• RECORDS SUPPLIED:
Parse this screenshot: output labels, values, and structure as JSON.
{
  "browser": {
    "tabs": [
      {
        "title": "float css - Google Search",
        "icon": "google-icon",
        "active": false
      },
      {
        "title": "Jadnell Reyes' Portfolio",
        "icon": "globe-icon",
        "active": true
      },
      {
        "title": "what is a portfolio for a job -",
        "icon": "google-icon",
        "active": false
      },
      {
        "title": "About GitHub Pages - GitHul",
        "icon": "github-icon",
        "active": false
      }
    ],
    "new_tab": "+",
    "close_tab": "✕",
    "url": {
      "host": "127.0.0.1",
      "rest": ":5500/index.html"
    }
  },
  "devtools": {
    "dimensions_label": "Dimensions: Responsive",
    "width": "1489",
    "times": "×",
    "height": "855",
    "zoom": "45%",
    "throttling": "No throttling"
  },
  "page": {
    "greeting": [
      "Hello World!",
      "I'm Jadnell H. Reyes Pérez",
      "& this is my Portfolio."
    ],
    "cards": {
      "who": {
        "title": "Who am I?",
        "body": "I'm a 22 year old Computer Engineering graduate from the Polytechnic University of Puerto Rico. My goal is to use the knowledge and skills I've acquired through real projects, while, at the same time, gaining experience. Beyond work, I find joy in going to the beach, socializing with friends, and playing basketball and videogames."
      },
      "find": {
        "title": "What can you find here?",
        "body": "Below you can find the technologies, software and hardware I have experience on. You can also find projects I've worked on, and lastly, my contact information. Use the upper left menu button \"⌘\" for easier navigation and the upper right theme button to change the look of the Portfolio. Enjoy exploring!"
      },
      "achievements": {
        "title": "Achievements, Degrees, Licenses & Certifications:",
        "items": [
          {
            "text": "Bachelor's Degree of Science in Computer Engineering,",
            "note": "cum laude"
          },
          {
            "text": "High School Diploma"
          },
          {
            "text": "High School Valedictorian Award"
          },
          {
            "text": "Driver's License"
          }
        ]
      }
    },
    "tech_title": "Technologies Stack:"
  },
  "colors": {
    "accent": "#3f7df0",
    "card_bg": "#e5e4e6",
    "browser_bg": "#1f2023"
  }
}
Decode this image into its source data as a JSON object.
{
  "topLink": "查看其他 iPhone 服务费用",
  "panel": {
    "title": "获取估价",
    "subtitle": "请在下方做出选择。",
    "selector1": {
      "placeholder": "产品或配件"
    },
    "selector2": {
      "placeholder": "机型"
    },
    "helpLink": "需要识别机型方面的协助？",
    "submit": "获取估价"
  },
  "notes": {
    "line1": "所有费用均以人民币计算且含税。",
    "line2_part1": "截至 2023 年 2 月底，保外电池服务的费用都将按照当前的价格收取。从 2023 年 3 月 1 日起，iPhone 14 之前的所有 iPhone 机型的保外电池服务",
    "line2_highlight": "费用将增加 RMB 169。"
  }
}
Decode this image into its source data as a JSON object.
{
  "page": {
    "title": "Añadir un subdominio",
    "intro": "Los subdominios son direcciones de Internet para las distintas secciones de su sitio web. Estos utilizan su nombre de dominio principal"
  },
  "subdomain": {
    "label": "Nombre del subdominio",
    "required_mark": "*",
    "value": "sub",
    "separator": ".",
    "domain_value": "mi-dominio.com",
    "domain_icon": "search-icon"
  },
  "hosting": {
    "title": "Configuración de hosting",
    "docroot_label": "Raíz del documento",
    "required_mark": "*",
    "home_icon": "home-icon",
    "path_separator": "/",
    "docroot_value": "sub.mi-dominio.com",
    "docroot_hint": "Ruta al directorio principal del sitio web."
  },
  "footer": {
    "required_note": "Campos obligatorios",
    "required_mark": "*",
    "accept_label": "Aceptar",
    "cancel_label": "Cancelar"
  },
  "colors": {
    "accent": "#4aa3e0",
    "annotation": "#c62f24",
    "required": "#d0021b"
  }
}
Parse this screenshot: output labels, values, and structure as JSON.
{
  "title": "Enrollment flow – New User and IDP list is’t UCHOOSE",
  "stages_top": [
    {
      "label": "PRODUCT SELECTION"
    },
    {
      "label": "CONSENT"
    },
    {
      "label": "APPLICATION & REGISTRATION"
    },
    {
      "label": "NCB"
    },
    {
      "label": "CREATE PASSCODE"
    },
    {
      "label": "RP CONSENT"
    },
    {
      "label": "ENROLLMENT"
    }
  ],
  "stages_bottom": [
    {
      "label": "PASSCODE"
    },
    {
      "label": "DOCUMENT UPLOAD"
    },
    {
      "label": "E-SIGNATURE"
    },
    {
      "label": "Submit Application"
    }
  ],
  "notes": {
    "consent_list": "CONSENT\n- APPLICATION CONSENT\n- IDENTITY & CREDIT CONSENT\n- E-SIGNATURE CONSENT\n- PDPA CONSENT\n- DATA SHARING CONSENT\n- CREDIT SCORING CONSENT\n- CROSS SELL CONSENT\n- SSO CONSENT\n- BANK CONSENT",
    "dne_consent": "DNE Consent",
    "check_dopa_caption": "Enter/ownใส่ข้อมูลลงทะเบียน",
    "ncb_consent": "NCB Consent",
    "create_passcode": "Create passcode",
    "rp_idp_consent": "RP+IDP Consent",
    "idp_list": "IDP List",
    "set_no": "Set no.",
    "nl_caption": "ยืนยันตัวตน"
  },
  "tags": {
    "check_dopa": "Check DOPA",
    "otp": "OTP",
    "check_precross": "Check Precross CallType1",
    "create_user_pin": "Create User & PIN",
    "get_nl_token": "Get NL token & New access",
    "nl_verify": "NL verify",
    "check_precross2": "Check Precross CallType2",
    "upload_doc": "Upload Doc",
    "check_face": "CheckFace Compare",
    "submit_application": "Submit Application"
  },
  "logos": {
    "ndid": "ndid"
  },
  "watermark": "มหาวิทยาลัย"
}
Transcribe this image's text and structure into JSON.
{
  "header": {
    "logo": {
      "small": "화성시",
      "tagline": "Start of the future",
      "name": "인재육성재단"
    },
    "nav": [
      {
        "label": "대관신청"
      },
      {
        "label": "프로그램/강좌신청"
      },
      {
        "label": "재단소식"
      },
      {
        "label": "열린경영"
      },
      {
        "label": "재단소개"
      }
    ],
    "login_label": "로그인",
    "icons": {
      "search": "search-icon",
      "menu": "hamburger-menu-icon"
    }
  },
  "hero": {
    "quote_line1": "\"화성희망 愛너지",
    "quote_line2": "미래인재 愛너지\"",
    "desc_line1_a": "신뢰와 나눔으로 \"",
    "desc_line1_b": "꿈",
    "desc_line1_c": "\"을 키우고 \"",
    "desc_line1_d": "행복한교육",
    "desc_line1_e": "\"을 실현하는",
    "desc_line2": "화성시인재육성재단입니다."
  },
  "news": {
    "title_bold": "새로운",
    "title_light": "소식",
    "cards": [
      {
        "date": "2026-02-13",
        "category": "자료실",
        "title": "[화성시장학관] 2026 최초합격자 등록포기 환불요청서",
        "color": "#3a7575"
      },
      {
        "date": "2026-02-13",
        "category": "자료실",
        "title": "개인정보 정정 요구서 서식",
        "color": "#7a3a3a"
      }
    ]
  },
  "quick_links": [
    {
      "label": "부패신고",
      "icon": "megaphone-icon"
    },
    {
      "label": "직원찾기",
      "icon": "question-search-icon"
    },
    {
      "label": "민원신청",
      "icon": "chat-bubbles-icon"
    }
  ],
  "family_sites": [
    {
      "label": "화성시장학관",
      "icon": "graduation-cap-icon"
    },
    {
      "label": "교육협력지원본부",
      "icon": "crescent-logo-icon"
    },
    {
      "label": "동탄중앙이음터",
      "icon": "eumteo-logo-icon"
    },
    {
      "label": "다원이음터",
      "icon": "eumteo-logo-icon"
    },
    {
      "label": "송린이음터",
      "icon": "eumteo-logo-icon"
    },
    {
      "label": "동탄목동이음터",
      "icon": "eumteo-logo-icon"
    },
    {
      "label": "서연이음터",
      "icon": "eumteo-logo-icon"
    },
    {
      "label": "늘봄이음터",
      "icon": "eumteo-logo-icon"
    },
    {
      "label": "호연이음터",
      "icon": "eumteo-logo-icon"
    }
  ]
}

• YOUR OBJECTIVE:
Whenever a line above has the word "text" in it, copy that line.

• FINISHED TASK:
            "text": "Bachelor's Degree of Science in Computer Engineering,",
            "text": "High School Diploma"
            "text": "High School Valedictorian Award"
            "text": "Driver's License"
Transcribe this image's text and structure into JSON.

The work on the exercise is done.